Assigned task
Please copy out every line of the data word for word.

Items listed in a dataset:
::::::::::

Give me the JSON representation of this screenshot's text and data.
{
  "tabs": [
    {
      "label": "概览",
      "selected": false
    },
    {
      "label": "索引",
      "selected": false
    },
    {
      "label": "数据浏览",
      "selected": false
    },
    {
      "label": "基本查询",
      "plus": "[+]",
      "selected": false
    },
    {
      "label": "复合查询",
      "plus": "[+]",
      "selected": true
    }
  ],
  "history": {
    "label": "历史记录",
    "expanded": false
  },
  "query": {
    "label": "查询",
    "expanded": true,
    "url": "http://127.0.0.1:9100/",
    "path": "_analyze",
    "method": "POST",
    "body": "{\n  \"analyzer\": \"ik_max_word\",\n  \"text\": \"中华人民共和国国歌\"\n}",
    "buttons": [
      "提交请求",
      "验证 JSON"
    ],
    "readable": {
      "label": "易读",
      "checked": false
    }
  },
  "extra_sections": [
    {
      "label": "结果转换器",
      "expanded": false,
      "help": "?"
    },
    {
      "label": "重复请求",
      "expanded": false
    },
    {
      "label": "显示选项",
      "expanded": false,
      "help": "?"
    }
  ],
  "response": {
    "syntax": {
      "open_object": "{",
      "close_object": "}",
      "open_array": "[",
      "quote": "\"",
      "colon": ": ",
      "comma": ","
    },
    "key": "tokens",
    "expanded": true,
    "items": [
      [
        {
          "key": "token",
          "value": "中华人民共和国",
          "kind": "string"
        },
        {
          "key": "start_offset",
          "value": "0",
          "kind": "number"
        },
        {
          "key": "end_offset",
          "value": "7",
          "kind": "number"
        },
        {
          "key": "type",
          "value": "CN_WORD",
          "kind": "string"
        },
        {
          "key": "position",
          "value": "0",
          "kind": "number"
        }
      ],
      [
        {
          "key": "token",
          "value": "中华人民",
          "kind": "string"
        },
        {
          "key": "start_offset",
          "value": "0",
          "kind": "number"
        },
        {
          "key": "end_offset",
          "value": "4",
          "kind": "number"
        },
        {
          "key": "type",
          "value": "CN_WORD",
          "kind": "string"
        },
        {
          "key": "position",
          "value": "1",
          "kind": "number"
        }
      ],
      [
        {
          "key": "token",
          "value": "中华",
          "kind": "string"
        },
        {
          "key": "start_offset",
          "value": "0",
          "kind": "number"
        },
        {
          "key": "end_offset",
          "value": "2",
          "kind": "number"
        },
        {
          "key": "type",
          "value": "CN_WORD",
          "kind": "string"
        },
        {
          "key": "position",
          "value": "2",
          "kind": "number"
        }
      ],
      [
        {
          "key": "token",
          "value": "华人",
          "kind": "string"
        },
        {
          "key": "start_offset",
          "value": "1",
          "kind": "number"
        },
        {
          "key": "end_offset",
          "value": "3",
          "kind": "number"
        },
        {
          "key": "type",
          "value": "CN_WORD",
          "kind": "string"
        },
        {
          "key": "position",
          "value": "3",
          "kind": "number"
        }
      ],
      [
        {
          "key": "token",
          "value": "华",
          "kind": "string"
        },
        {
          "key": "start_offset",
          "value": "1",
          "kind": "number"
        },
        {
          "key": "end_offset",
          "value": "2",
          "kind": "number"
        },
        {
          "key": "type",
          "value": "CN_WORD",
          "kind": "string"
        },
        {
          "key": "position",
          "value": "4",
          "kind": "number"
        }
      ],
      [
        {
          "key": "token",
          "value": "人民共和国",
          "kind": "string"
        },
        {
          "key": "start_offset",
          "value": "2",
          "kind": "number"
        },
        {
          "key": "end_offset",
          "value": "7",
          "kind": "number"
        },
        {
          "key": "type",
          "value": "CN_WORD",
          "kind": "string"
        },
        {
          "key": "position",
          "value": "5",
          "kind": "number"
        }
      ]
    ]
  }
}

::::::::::

Solution to the exercise
Give me the JSON representation of this screenshot's text and data.
{
  "tabs": [
    {
      "label": "概览",
      "selected": false
    },
    {
      "label": "索引",
      "selected": false
    },
    {
      "label": "数据浏览",
      "selected": false
    },
    {
      "label": "基本查询",
      "plus": "[+]",
      "selected": false
    },
    {
      "label": "复合查询",
      "plus": "[+]",
      "selected": true
    }
  ],
  "history": {
    "label": "历史记录",
    "expanded": false
  },
  "query": {
    "label": "查询",
    "expanded": true,
    "url": "http://127.0.0.1:9100/",
    "path": "_analyze",
    "method": "POST",
    "body": "{\n  \"analyzer\": \"ik_max_word\",\n  \"text\": \"中华人民共和国国歌\"\n}",
    "buttons": [
      "提交请求",
      "验证 JSON"
    ],
    "readable": {
      "label": "易读",
      "checked": false
    }
  },
  "extra_sections": [
    {
      "label": "结果转换器",
      "expanded": false,
      "help": "?"
    },
    {
      "label": "重复请求",
      "expanded": false
    },
    {
      "label": "显示选项",
      "expanded": false,
      "help": "?"
    }
  ],
  "response": {
    "syntax": {
      "open_object": "{",
      "close_object": "}",
      "open_array": "[",
      "quote": "\"",
      "colon": ": ",
      "comma": ","
    },
    "key": "tokens",
    "expanded": true,
    "items": [
      [
        {
          "key": "token",
          "value": "中华人民共和国",
          "kind": "string"
        },
        {
          "key": "start_offset",
          "value": "0",
          "kind": "number"
        },
        {
          "key": "end_offset",
          "value": "7",
          "kind": "number"
        },
        {
          "key": "type",
          "value": "CN_WORD",
          "kind": "string"
        },
        {
          "key": "position",
          "value": "0",
          "kind": "number"
        }
      ],
      [
        {
          "key": "token",
          "value": "中华人民",
          "kind": "string"
        },
        {
          "key": "start_offset",
          "value": "0",
          "kind": "number"
        },
        {
          "key": "end_offset",
          "value": "4",
          "kind": "number"
        },
        {
          "key": "type",
          "value": "CN_WORD",
          "kind": "string"
        },
        {
          "key": "position",
          "value": "1",
          "kind": "number"
        }
      ],
      [
        {
          "key": "token",
          "value": "中华",
          "kind": "string"
        },
        {
          "key": "start_offset",
          "value": "0",
          "kind": "number"
        },
        {
          "key": "end_offset",
          "value": "2",
          "kind": "number"
        },
        {
          "key": "type",
          "value": "CN_WORD",
          "kind": "string"
        },
        {
          "key": "position",
          "value": "2",
          "kind": "number"
        }
      ],
      [
        {
          "key": "token",
          "value": "华人",
          "kind": "string"
        },
        {
          "key": "start_offset",
          "value": "1",
          "kind": "number"
        },
        {
          "key": "end_offset",
          "value": "3",
          "kind": "number"
        },
        {
          "key": "type",
          "value": "CN_WORD",
          "kind": "string"
        },
        {
          "key": "position",
          "value": "3",
          "kind": "number"
        }
      ],
      [
        {
          "key": "token",
          "value": "华",
          "kind": "string"
        },
        {
          "key": "start_offset",
          "value": "1",
          "kind": "number"
        },
        {
          "key": "end_offset",
          "value": "2",
          "kind": "number"
        },
        {
          "key": "type",
          "value": "CN_WORD",
          "kind": "string"
        },
        {
          "key": "position",
          "value": "4",
          "kind": "number"
        }
      ],
      [
        {
          "key": "token",
          "value": "人民共和国",
          "kind": "string"
        },
        {
          "key": "start_offset",
          "value": "2",
          "kind": "number"
        },
        {
          "key": "end_offset",
          "value": "7",
          "kind": "number"
        },
        {
          "key": "type",
          "value": "CN_WORD",
          "kind": "string"
        },
        {
          "key": "position",
          "value": "5",
          "kind": "number"
        }
      ]
    ]
  }
}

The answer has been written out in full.